Every line of the data below should be printed exactly.

▶ **Stored data entries**:

================

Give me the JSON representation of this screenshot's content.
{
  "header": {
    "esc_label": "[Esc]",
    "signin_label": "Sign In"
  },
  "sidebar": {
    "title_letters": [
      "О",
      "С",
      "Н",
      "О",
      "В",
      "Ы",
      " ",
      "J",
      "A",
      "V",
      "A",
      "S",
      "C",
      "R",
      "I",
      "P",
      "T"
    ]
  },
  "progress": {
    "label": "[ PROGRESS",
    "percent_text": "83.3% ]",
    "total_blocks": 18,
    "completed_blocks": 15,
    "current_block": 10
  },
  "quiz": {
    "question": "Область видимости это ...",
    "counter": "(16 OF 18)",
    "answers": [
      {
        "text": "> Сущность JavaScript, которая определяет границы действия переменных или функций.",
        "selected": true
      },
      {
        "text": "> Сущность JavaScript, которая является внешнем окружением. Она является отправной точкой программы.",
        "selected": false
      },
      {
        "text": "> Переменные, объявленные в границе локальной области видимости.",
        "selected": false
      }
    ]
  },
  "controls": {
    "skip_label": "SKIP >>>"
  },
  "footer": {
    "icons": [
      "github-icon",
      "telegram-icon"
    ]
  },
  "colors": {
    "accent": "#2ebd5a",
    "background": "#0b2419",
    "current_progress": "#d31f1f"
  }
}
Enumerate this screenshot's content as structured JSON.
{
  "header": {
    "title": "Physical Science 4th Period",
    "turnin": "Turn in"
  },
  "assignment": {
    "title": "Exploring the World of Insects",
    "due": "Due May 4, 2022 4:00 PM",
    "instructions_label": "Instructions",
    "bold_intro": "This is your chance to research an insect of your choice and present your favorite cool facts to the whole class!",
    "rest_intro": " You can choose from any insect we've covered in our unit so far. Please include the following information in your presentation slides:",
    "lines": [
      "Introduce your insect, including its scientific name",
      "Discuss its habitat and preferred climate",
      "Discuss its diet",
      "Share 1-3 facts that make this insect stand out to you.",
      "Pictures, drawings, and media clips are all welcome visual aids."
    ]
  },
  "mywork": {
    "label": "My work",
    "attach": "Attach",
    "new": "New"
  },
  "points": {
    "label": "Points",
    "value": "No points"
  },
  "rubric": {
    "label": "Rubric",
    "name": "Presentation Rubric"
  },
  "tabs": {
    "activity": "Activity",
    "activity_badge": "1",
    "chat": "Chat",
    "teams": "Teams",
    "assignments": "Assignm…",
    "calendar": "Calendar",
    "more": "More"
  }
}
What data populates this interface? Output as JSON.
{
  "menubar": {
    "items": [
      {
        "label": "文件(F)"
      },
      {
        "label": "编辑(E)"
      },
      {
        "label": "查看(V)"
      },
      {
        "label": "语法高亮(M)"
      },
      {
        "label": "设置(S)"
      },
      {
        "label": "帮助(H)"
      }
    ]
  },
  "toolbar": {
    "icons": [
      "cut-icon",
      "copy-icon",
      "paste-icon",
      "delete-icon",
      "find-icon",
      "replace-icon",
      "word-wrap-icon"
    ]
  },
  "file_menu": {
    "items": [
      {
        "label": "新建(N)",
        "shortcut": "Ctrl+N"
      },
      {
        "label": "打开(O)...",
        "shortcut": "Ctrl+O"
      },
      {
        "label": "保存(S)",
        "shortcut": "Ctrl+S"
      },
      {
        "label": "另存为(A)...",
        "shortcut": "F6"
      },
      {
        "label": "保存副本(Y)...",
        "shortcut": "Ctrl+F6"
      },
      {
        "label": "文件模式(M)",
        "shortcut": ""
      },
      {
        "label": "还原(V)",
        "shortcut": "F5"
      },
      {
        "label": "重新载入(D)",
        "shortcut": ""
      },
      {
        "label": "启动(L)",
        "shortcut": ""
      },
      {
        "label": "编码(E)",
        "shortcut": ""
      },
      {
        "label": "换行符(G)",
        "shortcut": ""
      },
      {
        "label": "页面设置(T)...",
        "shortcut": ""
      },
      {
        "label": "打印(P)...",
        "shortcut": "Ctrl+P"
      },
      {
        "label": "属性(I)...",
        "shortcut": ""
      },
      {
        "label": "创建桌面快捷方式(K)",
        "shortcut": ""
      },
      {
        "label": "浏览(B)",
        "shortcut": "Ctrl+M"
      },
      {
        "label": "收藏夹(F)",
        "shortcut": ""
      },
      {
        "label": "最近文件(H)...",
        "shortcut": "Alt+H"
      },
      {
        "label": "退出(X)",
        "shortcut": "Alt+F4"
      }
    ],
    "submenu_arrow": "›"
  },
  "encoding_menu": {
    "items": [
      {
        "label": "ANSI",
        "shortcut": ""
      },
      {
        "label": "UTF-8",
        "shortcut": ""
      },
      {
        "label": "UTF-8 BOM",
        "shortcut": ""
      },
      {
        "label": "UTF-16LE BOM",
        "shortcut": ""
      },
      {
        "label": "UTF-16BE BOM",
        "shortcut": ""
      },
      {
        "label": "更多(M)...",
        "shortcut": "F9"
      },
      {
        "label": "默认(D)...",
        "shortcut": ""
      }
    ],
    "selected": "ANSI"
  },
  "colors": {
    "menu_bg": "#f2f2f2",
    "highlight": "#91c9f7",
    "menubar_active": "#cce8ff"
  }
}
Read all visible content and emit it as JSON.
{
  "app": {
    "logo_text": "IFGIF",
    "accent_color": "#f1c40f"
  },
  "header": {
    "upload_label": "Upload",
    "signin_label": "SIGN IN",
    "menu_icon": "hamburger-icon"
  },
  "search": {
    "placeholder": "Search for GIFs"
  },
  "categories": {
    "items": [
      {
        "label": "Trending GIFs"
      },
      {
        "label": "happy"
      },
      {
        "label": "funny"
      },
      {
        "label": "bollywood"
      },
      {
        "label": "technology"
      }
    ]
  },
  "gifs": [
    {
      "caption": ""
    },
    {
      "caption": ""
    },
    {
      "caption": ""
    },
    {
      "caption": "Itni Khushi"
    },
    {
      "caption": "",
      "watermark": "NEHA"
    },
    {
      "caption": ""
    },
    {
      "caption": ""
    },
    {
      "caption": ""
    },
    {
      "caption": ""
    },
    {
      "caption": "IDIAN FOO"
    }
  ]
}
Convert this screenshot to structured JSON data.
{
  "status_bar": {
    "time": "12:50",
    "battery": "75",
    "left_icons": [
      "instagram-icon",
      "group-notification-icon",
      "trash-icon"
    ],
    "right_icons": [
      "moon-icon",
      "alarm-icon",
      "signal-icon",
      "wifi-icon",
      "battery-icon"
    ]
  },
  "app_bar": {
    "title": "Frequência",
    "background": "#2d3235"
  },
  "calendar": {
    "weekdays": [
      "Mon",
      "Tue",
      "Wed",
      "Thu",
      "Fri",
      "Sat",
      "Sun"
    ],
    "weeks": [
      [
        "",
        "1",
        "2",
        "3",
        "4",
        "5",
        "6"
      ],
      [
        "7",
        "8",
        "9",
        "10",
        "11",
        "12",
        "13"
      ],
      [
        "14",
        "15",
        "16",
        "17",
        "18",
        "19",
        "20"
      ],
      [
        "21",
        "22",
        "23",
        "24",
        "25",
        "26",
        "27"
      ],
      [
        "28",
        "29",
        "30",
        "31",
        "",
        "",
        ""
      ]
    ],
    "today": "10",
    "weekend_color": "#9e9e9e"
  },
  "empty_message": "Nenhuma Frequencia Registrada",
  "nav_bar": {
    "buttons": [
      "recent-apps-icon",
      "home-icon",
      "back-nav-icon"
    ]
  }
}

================

▶ **Answer below**:
Give me the JSON representation of this screenshot's content.
{
  "header": {
    "esc_label": "[Esc]",
    "signin_label": "Sign In"
  },
  "sidebar": {
    "title_letters": [
      "О",
      "С",
      "Н",
      "О",
      "В",
      "Ы",
      " ",
      "J",
      "A",
      "V",
      "A",
      "S",
      "C",
      "R",
      "I",
      "P",
      "T"
    ]
  },
  "progress": {
    "label": "[ PROGRESS",
    "percent_text": "83.3% ]",
    "total_blocks": 18,
    "completed_blocks": 15,
    "current_block": 10
  },
  "quiz": {
    "question": "Область видимости это ...",
    "counter": "(16 OF 18)",
    "answers": [
      {
        "text": "> Сущность JavaScript, которая определяет границы действия переменных или функций.",
        "selected": true
      },
      {
        "text": "> Сущность JavaScript, которая является внешнем окружением. Она является отправной точкой программы.",
        "selected": false
      },
      {
        "text": "> Переменные, объявленные в границе локальной области видимости.",
        "selected": false
      }
    ]
  },
  "controls": {
    "skip_label": "SKIP >>>"
  },
  "footer": {
    "icons": [
      "github-icon",
      "telegram-icon"
    ]
  },
  "colors": {
    "accent": "#2ebd5a",
    "background": "#0b2419",
    "current_progress": "#d31f1f"
  }
}
Enumerate this screenshot's content as structured JSON.
{
  "header": {
    "title": "Physical Science 4th Period",
    "turnin": "Turn in"
  },
  "assignment": {
    "title": "Exploring the World of Insects",
    "due": "Due May 4, 2022 4:00 PM",
    "instructions_label": "Instructions",
    "bold_intro": "This is your chance to research an insect of your choice and present your favorite cool facts to the whole class!",
    "rest_intro": " You can choose from any insect we've covered in our unit so far. Please include the following information in your presentation slides:",
    "lines": [
      "Introduce your insect, including its scientific name",
      "Discuss its habitat and preferred climate",
      "Discuss its diet",
      "Share 1-3 facts that make this insect stand out to you.",
      "Pictures, drawings, and media clips are all welcome visual aids."
    ]
  },
  "mywork": {
    "label": "My work",
    "attach": "Attach",
    "new": "New"
  },
  "points": {
    "label": "Points",
    "value": "No points"
  },
  "rubric": {
    "label": "Rubric",
    "name": "Presentation Rubric"
  },
  "tabs": {
    "activity": "Activity",
    "activity_badge": "1",
    "chat": "Chat",
    "teams": "Teams",
    "assignments": "Assignm…",
    "calendar": "Calendar",
    "more": "More"
  }
}
What data populates this interface? Output as JSON.
{
  "menubar": {
    "items": [
      {
        "label": "文件(F)"
      },
      {
        "label": "编辑(E)"
      },
      {
        "label": "查看(V)"
      },
      {
        "label": "语法高亮(M)"
      },
      {
        "label": "设置(S)"
      },
      {
        "label": "帮助(H)"
      }
    ]
  },
  "toolbar": {
    "icons": [
      "cut-icon",
      "copy-icon",
      "paste-icon",
      "delete-icon",
      "find-icon",
      "replace-icon",
      "word-wrap-icon"
    ]
  },
  "file_menu": {
    "items": [
      {
        "label": "新建(N)",
        "shortcut": "Ctrl+N"
      },
      {
        "label": "打开(O)...",
        "shortcut": "Ctrl+O"
      },
      {
        "label": "保存(S)",
        "shortcut": "Ctrl+S"
      },
      {
        "label": "另存为(A)...",
        "shortcut": "F6"
      },
      {
        "label": "保存副本(Y)...",
        "shortcut": "Ctrl+F6"
      },
      {
        "label": "文件模式(M)",
        "shortcut": ""
      },
      {
        "label": "还原(V)",
        "shortcut": "F5"
      },
      {
        "label": "重新载入(D)",
        "shortcut": ""
      },
      {
        "label": "启动(L)",
        "shortcut": ""
      },
      {
        "label": "编码(E)",
        "shortcut": ""
      },
      {
        "label": "换行符(G)",
        "shortcut": ""
      },
      {
        "label": "页面设置(T)...",
        "shortcut": ""
      },
      {
        "label": "打印(P)...",
        "shortcut": "Ctrl+P"
      },
      {
        "label": "属性(I)...",
        "shortcut": ""
      },
      {
        "label": "创建桌面快捷方式(K)",
        "shortcut": ""
      },
      {
        "label": "浏览(B)",
        "shortcut": "Ctrl+M"
      },
      {
        "label": "收藏夹(F)",
        "shortcut": ""
      },
      {
        "label": "最近文件(H)...",
        "shortcut": "Alt+H"
      },
      {
        "label": "退出(X)",
        "shortcut": "Alt+F4"
      }
    ],
    "submenu_arrow": "›"
  },
  "encoding_menu": {
    "items": [
      {
        "label": "ANSI",
        "shortcut": ""
      },
      {
        "label": "UTF-8",
        "shortcut": ""
      },
      {
        "label": "UTF-8 BOM",
        "shortcut": ""
      },
      {
        "label": "UTF-16LE BOM",
        "shortcut": ""
      },
      {
        "label": "UTF-16BE BOM",
        "shortcut": ""
      },
      {
        "label": "更多(M)...",
        "shortcut": "F9"
      },
      {
        "label": "默认(D)...",
        "shortcut": ""
      }
    ],
    "selected": "ANSI"
  },
  "colors": {
    "menu_bg": "#f2f2f2",
    "highlight": "#91c9f7",
    "menubar_active": "#cce8ff"
  }
}
Read all visible content and emit it as JSON.
{
  "app": {
    "logo_text": "IFGIF",
    "accent_color": "#f1c40f"
  },
  "header": {
    "upload_label": "Upload",
    "signin_label": "SIGN IN",
    "menu_icon": "hamburger-icon"
  },
  "search": {
    "placeholder": "Search for GIFs"
  },
  "categories": {
    "items": [
      {
        "label": "Trending GIFs"
      },
      {
        "label": "happy"
      },
      {
        "label": "funny"
      },
      {
        "label": "bollywood"
      },
      {
        "label": "technology"
      }
    ]
  },
  "gifs": [
    {
      "caption": ""
    },
    {
      "caption": ""
    },
    {
      "caption": ""
    },
    {
      "caption": "Itni Khushi"
    },
    {
      "caption": "",
      "watermark": "NEHA"
    },
    {
      "caption": ""
    },
    {
      "caption": ""
    },
    {
      "caption": ""
    },
    {
      "caption": ""
    },
    {
      "caption": "IDIAN FOO"
    }
  ]
}
Convert this screenshot to structured JSON data.
{
  "status_bar": {
    "time": "12:50",
    "battery": "75",
    "left_icons": [
      "instagram-icon",
      "group-notification-icon",
      "trash-icon"
    ],
    "right_icons": [
      "moon-icon",
      "alarm-icon",
      "signal-icon",
      "wifi-icon",
      "battery-icon"
    ]
  },
  "app_bar": {
    "title": "Frequência",
    "background": "#2d3235"
  },
  "calendar": {
    "weekdays": [
      "Mon",
      "Tue",
      "Wed",
      "Thu",
      "Fri",
      "Sat",
      "Sun"
    ],
    "weeks": [
      [
        "",
        "1",
        "2",
        "3",
        "4",
        "5",
        "6"
      ],
      [
        "7",
        "8",
        "9",
        "10",
        "11",
        "12",
        "13"
      ],
      [
        "14",
        "15",
        "16",
        "17",
        "18",
        "19",
        "20"
      ],
      [
        "21",
        "22",
        "23",
        "24",
        "25",
        "26",
        "27"
      ],
      [
        "28",
        "29",
        "30",
        "31",
        "",
        "",
        ""
      ]
    ],
    "today": "10",
    "weekend_color": "#9e9e9e"
  },
  "empty_message": "Nenhuma Frequencia Registrada",
  "nav_bar": {
    "buttons": [
      "recent-apps-icon",
      "home-icon",
      "back-nav-icon"
    ]
  }
}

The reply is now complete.